This is a great blow to Robin who abruptly leaves the billiard-room and, passing through the hall where many of the guests are seated, goes past the library into the garden.
Fifteen minutes later a shot is heard from the library where Parrish was busy and, on an entrance being forced, he is found lying on the floor, a pistol in his hand, a bullet in his heart.
The police are summoned, the guests and servants are questioned, the usual procedure followed. Was it murder or suicide? Opinion is divided.
Thus the scene is set for those who enjoy a good detective story, and their name is legion, and to them "The Yellow Streak" by Valentine Williams, can be recommended.  . . . — "A Lover Not a Murderer," THE LITERARY DIGEST (June 10, 1922)
[Full review] When a critic confesses to having neglected many other pressing duties in order to unravel the mystery of a detective story a considerable efficiency in its construction may be argued. The supposed suicide of a millionaire, Hartley Parrish, occurs in the very first pages of the book, and the reader will hurry breathlessly through the twenty-six chapters which lie between him and the unravelling of the mystery. — THE SPECTATOR ARCHIVE (30 June 1922)
[Full review] Good old fashioned country house novel which I quite enjoyed.
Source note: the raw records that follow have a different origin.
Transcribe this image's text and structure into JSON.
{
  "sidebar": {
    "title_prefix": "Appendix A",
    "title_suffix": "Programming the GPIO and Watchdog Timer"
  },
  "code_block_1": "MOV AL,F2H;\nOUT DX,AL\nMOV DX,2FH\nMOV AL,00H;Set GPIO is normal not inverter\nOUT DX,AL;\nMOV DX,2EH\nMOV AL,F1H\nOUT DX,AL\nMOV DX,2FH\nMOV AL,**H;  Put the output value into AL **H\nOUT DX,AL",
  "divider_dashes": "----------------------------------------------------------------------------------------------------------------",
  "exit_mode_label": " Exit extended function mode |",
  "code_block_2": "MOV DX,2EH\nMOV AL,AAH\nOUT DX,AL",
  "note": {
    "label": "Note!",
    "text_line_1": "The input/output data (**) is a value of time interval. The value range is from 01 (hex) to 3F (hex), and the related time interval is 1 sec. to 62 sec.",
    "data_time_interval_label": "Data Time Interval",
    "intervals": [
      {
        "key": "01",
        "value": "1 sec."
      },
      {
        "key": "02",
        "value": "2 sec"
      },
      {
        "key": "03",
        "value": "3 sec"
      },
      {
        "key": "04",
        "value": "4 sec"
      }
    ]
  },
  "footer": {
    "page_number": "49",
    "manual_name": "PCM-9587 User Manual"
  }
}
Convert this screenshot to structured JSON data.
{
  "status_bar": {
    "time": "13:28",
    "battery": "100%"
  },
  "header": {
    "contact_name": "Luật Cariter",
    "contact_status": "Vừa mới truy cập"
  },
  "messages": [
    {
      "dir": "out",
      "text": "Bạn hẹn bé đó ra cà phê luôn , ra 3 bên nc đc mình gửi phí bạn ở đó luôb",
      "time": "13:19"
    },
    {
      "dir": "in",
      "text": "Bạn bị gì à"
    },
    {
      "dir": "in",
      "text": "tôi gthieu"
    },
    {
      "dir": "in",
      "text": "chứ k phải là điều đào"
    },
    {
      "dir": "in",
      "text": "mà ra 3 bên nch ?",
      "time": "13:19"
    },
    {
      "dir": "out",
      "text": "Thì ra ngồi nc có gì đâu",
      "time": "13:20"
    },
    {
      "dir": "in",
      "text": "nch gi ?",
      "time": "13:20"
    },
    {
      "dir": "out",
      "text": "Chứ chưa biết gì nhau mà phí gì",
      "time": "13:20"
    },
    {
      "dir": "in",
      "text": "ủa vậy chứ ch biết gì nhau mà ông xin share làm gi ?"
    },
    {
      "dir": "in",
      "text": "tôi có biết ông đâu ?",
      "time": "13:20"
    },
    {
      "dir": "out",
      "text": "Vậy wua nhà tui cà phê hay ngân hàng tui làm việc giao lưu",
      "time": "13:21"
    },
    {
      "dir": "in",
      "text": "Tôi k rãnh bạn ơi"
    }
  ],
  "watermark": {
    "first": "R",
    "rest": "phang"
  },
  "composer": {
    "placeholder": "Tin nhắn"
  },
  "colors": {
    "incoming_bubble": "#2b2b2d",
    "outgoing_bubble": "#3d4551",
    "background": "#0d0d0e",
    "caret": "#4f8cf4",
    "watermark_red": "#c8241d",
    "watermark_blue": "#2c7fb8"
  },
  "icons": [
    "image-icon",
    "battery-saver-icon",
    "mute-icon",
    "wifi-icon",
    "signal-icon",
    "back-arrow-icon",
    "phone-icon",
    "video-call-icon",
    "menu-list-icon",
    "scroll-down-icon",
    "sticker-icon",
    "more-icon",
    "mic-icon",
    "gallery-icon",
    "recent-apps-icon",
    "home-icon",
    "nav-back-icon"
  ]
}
Sort of locked room, suicide or murder mystery. There is a wealthy industrialist with a mysterious past, poor gentlefolk, etc. A love interest, a will and most of the other necessary components of the genre. Not outstanding but fans of these between the wars crime novels like myself will probably quite like it. — John, GOODREADS (January 26, 2013)
- A previous ONTOS article about Valentine Williams's writing philosophy is HERE.

Category: Thriller fiction

No comments:

Post a Comment